(Click to Enlarge)
The table top is in forced perspective, and very weathered. This was done with pencil and with black prismacolor colored pencil. The weathering effects are what really make this stand out, in my opinion. I tried to vary the areas where the knots were as well, so that they were not all nicely lined up, and the pattern of the grain follows very specific patterns.
All grain flows around a knot, so depending on where the knot is located, for example the knot on the far left board is in the middle section of the board. I start there and work flowing lines around it until the space of that board is done. Typically a board will be cut to its length along the grain, so all grain flows lengthwise. Conversely it will be cut for length across the grain.
Aging the ends of the boards in this illustration was very important, it gives a very weathered feel, and the aging cracks always follow where the cupped end grain of the boards are. Again I cross hatched the ends of the board to show the saw blade effect.
This table was over used in some Armorers shop so you can see tool marks, not only on the surfaces, but also on the edge, where the man either filed his work, or cut it with implements.

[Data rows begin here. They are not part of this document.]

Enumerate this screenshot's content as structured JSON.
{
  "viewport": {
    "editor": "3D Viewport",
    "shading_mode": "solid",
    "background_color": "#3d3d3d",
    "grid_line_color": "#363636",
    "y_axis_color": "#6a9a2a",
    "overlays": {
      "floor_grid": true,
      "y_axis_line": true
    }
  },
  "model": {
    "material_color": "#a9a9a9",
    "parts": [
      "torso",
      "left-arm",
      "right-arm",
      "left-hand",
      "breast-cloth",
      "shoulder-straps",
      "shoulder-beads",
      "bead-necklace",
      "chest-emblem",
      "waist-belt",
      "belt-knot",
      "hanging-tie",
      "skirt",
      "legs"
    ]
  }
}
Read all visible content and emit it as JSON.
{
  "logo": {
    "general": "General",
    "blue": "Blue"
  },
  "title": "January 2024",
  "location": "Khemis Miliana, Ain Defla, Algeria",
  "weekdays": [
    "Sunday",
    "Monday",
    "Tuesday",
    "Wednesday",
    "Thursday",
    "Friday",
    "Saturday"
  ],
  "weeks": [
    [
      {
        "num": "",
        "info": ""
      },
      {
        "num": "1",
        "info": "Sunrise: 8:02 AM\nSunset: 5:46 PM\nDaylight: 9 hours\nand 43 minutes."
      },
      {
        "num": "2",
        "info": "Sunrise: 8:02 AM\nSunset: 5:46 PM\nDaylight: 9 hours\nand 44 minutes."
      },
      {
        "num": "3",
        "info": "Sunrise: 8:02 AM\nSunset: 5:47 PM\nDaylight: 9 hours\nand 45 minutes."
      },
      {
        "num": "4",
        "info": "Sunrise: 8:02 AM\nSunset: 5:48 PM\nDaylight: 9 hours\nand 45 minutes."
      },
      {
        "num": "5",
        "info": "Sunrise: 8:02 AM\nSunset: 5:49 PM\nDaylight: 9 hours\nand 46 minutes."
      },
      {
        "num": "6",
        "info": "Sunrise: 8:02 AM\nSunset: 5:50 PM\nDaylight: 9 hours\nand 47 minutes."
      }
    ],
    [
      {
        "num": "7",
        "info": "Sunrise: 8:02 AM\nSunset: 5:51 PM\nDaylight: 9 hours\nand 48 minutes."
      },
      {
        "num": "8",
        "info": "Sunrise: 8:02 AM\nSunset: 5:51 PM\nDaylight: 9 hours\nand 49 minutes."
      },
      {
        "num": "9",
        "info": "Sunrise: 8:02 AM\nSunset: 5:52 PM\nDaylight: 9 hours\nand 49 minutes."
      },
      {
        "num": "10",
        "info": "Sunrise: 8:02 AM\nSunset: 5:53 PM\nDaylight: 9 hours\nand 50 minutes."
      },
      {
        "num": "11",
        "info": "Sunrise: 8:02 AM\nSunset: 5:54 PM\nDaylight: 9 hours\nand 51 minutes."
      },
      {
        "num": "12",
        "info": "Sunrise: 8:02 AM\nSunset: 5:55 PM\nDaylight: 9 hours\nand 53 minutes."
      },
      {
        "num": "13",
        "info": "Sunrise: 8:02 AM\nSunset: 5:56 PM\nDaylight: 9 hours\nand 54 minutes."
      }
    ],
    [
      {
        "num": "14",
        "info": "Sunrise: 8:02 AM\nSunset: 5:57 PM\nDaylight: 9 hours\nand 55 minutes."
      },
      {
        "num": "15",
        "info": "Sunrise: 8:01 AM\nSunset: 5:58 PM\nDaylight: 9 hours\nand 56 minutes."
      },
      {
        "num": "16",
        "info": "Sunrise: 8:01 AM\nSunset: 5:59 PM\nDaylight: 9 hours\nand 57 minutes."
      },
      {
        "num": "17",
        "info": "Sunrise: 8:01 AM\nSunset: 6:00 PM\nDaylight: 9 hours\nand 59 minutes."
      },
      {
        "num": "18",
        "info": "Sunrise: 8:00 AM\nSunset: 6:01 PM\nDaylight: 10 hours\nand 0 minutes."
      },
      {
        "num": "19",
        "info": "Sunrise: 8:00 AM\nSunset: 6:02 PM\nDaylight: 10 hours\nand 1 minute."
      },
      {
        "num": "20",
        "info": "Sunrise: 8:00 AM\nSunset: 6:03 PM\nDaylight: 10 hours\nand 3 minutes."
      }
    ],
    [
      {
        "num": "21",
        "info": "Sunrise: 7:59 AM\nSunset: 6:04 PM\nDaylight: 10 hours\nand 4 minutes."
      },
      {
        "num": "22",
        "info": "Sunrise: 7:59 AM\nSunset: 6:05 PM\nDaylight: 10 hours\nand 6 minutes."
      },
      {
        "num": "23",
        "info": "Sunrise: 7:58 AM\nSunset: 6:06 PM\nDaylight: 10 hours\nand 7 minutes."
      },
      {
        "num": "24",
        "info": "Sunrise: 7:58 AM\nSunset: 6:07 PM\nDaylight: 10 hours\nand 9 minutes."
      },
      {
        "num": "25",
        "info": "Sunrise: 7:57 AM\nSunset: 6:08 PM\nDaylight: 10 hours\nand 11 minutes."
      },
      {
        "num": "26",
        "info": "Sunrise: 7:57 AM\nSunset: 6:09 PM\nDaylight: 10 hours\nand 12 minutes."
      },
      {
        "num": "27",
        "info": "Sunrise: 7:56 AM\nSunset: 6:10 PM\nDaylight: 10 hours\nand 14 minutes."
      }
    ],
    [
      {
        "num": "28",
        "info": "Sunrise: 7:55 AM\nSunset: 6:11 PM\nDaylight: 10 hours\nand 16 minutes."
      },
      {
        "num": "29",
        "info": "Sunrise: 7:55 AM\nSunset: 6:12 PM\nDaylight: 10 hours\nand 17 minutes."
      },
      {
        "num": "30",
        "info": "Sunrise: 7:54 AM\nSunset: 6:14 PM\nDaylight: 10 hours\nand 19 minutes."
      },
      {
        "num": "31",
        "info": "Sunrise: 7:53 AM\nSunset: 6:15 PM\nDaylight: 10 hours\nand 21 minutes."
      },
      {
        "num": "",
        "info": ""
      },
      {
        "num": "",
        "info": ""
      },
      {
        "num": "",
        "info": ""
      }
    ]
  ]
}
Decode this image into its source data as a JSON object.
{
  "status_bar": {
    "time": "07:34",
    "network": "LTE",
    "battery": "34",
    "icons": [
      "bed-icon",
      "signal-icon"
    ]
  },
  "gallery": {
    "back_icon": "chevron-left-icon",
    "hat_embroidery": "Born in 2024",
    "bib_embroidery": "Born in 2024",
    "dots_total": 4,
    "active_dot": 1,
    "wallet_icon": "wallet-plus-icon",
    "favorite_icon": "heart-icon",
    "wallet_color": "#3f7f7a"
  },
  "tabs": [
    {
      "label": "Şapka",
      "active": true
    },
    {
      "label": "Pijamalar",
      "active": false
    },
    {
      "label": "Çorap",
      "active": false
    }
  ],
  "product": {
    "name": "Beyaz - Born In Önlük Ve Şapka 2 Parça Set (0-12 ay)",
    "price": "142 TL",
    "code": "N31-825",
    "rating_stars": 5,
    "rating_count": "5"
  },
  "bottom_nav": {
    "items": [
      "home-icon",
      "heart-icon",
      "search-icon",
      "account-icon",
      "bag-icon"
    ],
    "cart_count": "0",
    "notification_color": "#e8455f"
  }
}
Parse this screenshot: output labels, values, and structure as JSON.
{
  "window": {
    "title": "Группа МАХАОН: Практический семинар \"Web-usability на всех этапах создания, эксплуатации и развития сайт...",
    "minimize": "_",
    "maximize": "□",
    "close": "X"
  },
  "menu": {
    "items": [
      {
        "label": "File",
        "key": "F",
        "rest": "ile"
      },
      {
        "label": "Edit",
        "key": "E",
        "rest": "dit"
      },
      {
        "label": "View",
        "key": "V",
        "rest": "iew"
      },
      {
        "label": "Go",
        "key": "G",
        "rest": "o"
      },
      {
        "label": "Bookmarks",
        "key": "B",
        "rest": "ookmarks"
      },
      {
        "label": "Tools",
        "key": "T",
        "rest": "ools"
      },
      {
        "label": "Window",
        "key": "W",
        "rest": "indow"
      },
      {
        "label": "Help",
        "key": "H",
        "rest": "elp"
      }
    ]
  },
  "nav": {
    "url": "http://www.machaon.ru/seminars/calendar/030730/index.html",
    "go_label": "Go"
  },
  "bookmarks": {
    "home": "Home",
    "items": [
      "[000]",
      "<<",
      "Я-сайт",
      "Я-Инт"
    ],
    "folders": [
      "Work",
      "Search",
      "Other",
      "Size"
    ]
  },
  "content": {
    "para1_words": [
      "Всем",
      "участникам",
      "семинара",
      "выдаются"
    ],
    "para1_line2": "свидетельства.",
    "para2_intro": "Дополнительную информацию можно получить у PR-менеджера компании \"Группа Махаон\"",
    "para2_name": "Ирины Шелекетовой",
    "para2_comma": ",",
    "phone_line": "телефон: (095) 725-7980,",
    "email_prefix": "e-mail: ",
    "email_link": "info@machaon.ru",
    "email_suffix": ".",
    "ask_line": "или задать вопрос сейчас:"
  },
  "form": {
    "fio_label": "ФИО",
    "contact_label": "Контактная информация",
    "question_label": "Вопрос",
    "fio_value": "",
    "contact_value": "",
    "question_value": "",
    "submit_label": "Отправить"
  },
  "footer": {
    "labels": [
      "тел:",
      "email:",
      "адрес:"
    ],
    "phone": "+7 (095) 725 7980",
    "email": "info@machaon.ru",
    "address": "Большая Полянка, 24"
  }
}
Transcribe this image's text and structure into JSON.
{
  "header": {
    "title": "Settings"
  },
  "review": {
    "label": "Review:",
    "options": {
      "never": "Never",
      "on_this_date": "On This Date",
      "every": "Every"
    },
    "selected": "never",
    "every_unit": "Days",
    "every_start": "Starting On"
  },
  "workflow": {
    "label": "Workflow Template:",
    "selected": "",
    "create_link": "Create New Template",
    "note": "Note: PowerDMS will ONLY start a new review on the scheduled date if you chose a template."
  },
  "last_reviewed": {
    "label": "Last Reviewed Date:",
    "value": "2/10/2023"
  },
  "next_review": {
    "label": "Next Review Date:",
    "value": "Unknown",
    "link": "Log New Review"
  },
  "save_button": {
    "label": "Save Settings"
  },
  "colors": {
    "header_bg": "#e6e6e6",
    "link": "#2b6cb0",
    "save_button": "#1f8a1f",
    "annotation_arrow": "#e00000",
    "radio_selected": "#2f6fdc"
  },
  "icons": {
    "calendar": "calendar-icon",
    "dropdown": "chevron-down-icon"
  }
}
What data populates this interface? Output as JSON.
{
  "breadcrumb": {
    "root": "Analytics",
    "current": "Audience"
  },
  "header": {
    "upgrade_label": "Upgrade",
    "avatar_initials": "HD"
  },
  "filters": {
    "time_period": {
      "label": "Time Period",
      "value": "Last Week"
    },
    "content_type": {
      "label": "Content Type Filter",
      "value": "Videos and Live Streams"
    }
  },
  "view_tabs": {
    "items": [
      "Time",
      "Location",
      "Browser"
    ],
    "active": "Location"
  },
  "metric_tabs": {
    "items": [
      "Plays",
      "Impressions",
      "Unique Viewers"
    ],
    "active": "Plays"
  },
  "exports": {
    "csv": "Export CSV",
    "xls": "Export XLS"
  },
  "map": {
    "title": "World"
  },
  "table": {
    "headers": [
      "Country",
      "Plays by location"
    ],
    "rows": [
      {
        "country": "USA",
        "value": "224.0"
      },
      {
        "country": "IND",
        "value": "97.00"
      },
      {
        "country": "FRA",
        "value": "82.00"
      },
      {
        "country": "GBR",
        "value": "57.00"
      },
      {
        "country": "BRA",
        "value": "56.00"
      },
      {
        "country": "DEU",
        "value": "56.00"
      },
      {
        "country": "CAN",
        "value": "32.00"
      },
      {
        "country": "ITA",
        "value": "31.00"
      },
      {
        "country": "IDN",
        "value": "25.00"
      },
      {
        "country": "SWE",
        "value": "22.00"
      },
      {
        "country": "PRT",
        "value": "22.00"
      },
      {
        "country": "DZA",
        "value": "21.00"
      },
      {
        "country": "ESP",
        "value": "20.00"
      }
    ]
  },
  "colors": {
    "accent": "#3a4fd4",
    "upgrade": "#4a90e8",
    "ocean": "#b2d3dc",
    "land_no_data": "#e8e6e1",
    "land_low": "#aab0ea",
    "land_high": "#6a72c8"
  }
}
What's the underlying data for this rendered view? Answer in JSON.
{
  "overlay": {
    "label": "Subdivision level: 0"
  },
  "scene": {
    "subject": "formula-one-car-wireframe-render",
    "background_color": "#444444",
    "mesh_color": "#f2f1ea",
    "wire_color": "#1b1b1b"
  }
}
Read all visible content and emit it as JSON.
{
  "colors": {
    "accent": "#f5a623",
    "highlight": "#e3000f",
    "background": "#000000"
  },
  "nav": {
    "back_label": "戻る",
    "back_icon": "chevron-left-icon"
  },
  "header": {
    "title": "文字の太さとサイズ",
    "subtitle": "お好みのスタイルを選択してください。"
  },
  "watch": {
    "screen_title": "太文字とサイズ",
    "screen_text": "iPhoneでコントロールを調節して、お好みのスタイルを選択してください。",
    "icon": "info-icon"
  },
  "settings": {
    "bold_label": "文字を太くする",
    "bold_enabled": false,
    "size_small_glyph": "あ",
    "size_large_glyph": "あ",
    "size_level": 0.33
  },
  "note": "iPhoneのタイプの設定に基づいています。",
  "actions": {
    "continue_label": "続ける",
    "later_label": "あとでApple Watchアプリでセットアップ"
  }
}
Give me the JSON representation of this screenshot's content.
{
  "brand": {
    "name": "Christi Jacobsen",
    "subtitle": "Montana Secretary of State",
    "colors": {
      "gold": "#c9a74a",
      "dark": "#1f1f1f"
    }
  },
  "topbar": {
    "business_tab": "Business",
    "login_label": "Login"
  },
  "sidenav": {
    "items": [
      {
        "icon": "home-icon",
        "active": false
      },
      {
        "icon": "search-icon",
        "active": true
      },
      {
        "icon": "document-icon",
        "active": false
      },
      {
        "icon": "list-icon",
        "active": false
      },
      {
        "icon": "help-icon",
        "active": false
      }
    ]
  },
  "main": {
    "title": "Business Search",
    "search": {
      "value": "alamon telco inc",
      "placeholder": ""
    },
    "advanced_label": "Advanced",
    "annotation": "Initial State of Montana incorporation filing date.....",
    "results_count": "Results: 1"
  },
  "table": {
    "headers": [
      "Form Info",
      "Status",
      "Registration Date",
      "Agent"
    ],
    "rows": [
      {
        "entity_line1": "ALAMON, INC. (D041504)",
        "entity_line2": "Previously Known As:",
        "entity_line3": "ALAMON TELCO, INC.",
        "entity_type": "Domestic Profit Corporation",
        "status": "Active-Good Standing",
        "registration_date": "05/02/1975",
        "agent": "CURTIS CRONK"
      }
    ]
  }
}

Overall I am very satisfied with these pieces, while writing this blog post I realized that subconsciously I think about wood and wood grain way too often.
Thanks for looking, comments always welcome.